fbpx Skip to content

Upper Pembina River Fisheries Update
Friday Read, Science, and Watershed Issues | arctic grayling, conservation, and fisheries | November 2021

Ashley Johnson, Education Coordinator

On October 28th, Alberta Environment and Parks hosted a webinar on the state of the fisheries of the Upper Pembina River.  

Mike Blackburn walked those of us in attendance through a timeline of the Upper Pembina, which is an area that includes the headwaters of the Pembina River to Lodgepole, and all the tributaries along the way.  

Before going through the timeline, it’s important to know that there is a risk assessment scale for fisheries, from very high risk to no risk.  

Index taken from the Upper Pembina River Fisheries Management Zone ES3 document, published by the Government of Alberta.
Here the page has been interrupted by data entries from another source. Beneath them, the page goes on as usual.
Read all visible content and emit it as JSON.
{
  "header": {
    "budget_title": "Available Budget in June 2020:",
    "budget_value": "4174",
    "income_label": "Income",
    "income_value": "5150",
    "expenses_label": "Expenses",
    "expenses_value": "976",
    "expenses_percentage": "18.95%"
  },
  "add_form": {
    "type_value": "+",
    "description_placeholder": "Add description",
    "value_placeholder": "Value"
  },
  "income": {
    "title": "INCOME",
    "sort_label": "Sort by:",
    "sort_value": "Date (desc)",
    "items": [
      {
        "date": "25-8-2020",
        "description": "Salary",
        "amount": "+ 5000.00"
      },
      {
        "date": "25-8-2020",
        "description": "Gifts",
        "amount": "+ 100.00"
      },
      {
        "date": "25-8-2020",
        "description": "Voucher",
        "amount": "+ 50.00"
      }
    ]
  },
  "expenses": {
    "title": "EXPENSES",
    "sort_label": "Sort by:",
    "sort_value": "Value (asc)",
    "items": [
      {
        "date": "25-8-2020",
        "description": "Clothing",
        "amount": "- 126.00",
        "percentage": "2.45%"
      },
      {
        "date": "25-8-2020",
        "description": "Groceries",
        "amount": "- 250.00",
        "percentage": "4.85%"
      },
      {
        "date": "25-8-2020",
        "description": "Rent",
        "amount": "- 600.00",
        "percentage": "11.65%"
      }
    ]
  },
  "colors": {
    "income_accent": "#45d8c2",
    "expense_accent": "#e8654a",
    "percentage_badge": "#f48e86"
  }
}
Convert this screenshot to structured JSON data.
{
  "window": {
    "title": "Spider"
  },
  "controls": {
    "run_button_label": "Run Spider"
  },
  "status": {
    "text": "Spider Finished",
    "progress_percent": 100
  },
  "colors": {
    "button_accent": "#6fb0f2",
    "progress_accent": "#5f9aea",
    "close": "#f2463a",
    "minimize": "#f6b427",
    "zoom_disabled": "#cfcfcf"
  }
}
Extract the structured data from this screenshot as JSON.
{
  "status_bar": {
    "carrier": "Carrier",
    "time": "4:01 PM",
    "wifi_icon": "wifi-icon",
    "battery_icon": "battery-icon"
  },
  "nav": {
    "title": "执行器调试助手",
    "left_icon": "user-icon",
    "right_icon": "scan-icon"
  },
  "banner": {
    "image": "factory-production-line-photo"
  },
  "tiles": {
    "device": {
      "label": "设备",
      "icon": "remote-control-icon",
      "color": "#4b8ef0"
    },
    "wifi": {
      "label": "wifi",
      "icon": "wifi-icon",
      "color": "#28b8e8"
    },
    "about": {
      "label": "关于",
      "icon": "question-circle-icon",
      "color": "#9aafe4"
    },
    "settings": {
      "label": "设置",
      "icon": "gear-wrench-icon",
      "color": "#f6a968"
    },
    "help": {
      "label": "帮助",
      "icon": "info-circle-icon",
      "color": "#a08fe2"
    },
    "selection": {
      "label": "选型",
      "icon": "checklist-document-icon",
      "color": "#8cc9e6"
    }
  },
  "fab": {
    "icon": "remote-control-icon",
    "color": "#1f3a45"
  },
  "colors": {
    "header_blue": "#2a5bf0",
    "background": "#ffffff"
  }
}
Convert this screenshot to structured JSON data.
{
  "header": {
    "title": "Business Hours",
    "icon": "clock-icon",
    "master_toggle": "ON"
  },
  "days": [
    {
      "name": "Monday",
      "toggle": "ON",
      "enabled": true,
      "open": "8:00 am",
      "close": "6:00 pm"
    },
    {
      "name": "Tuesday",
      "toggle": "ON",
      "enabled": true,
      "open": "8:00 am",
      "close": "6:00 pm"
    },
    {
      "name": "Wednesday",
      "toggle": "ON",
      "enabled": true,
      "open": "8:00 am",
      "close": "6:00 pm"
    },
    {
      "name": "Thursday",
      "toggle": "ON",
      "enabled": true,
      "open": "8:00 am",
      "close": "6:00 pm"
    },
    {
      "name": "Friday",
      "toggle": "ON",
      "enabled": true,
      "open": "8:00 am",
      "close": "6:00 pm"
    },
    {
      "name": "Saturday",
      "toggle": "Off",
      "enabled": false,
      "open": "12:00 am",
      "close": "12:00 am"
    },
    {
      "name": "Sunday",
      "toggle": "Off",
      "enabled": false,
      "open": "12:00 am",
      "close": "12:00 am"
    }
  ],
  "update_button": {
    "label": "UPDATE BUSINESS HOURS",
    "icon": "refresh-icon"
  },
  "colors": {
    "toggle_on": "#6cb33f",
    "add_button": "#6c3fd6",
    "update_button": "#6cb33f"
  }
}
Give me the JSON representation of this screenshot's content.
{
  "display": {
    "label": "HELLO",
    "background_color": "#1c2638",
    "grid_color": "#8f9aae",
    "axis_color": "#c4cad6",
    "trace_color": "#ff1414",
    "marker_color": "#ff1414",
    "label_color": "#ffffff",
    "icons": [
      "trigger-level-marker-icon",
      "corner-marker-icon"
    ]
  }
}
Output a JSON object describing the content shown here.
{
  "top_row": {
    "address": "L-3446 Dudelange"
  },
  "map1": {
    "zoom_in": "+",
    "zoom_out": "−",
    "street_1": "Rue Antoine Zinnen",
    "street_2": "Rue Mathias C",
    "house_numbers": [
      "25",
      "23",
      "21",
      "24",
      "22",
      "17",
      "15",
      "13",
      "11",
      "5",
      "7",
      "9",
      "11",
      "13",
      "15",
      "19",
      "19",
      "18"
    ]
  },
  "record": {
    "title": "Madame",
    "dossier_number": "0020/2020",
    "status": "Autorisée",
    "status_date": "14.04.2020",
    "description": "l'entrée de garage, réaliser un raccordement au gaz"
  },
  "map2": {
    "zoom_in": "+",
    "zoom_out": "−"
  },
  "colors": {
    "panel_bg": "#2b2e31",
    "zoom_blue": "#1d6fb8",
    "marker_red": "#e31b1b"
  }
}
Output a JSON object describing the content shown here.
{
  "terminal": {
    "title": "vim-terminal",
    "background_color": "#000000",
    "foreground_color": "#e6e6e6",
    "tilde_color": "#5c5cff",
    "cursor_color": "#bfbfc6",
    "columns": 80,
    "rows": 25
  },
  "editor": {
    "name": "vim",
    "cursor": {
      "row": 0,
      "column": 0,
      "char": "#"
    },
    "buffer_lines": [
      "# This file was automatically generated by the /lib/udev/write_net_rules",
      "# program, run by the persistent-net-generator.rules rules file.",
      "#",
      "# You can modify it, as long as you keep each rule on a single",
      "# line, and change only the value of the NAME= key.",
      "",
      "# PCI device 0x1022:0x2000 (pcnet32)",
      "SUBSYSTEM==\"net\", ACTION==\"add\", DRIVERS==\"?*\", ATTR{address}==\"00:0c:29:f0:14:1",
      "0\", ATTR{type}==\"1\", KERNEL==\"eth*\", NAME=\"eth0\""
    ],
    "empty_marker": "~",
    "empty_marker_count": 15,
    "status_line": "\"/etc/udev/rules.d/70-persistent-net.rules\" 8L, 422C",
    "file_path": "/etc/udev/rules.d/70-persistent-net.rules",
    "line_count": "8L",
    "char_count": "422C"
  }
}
One way of conceptualizing that scale is through angler hours. An angler hour is the time it takes to catch a fish (not including time to set up the rod). 

In the 1970s, there was an abundance of fish in the river. One arctic grayling took one angler hour to catch. By 2003, it took 10 angler hours to catch one arctic grayling.  

In 2004, the Government of Alberta changed the fishing regulations for arctic grayling to catch and release only, in the hopes that it would help the arctic grayling populations in the Upper Pembina. 

Ten years later, in 2014, it took 25 angler hours to catch one single arctic grayling. Clearly something would have to be done, and in 2016 the Government of Alberta banned all fishing of arctic grayling. 

It’s been 5 years since that fishing ban, so have the regulations made a difference for arctic grayling? 

There are four indicators of recovery for fish populations: larger fish; more fish; fish in more places (expanded range); more baby fish. 

Across all recovery metrics, arctic grayling populations are trending upwards. In other words, the recovery program is working! While they are still at a very high risk, the recovery program is helping the arctic grayling population. 

The goal of the program is to get arctic grayling populations to a moderate risk status. This would allow the population to be more resilient. 2021 was an extreme year, and resilient fish populations will be better equipped to handle any such extreme years in the future. 

To learn more about the program and how it affects other fish species, check out this link